The initial plan is to hold three discussions over the summer.

1 The broad and fundamental issue of teaching philosophies

This forum will not quite fit the template format in the respect that there will be no academic literature to read.  Instead, each member will be invited to complete an online Teaching Perspectives Inventory and report their results to the group, reflecting upon whether the survey is in line with what they thought they thought about teaching, or whether it held any surprises.  Each member will also be asked to respond to the question ‘What are the key things that a student ought to have learned upon leaving our programme?’

2 Designing teaching at the modular level

Readings relating to Biggs’s notion of ‘constructive alignment’ and the notion of ‘cognitive apprenticeship’ (Brown, Collins and Duguid 1989) should prompt interesting discussions about the principles that ought to underpin module design.

3 Assessment and feedback
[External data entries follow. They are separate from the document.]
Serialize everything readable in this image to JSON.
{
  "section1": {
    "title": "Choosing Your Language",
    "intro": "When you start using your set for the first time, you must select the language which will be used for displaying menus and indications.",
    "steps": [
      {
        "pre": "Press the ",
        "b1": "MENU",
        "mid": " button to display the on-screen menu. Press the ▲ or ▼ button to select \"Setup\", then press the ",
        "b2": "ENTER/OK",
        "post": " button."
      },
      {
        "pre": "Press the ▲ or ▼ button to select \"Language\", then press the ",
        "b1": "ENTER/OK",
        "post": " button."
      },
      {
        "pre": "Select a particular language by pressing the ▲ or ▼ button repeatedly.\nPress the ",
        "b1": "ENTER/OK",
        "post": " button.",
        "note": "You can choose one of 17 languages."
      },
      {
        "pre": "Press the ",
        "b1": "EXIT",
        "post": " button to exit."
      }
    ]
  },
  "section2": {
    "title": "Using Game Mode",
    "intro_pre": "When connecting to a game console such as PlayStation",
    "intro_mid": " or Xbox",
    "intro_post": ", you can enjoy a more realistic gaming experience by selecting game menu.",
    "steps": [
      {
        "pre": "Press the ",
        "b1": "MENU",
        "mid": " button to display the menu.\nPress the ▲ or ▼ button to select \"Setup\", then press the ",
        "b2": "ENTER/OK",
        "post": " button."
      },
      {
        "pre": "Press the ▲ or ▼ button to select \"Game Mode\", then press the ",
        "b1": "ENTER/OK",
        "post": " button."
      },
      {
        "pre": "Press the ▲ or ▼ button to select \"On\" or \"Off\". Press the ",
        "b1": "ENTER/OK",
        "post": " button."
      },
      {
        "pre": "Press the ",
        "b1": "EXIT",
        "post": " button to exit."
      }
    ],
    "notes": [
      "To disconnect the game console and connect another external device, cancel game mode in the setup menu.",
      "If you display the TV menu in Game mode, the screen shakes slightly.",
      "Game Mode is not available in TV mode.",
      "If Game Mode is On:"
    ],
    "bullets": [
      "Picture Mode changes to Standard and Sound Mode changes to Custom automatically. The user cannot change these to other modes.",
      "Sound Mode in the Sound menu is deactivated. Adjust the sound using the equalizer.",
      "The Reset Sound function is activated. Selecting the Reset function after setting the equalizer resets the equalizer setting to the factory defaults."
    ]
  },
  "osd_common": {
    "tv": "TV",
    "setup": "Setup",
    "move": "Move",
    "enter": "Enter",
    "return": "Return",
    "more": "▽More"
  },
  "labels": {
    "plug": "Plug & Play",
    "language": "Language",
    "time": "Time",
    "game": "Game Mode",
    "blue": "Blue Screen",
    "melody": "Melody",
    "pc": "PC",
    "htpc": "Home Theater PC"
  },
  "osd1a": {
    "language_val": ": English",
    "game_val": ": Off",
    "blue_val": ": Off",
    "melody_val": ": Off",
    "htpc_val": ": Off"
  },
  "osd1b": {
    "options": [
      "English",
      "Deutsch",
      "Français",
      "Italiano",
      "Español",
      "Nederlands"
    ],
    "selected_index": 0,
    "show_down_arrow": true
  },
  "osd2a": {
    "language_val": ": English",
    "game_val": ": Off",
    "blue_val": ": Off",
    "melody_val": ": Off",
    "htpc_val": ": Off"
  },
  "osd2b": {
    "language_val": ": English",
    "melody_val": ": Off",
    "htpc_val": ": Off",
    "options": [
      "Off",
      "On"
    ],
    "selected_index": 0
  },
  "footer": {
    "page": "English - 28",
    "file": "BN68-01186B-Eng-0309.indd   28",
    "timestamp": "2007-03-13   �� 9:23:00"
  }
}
Finally (for the summer session), we will turn our attention to these crucial areas.  Readings will be decided at a later date, perhaps taking into account discussions that have occurred during earlier forums.

I will report back on how our experiment (which I am resisting giving an official title to!) progresses, and I hope that my colleagues will too.


Brown, John Seely, Alan Collins and Paul Duguid (1989), ‘Situation Cognition and the Culture of Learning’, Educational Researcher 18: 1, pp. 32-42.

Ghaye, Tony (2011), Teaching and Learning Through Reflective Practice: A Practical Guide for Positive Action, 2nd edition, London: Routledge.

Schön, Donald A (1991), Educating the Reflective Practitioner: Toward a New Design for Teaching and Learning in the Professions, Oxford: Jossey-Bass Publishers.

Tarrant, Peter (2013), Reflective Practice and Professional Development, London: Sage.

Wenger, Etienne (1989), Communities of Practice: Learning, Meaning, and Identity, Cambridge: Cambridge University Press.

The farther you aim, the more an initial error matters.  As we become more ambitious in attempts to organize our lives and our environment, the implications of our perspectives, theories, and beliefs extend further.  As we take more responsibility for our future on larger and larger scales, it becomes more imperative that we reflect on the perspectives that inform our enterprises.  A key implication of our attempts to organize learning is that we must become more reflective with regard to our own discourses of learning and to their effects on the ways we design for learning.

Etienne Wenger. Communities of Practice: Learning, Meaning, and Identity. Cambridge University Press, 1998.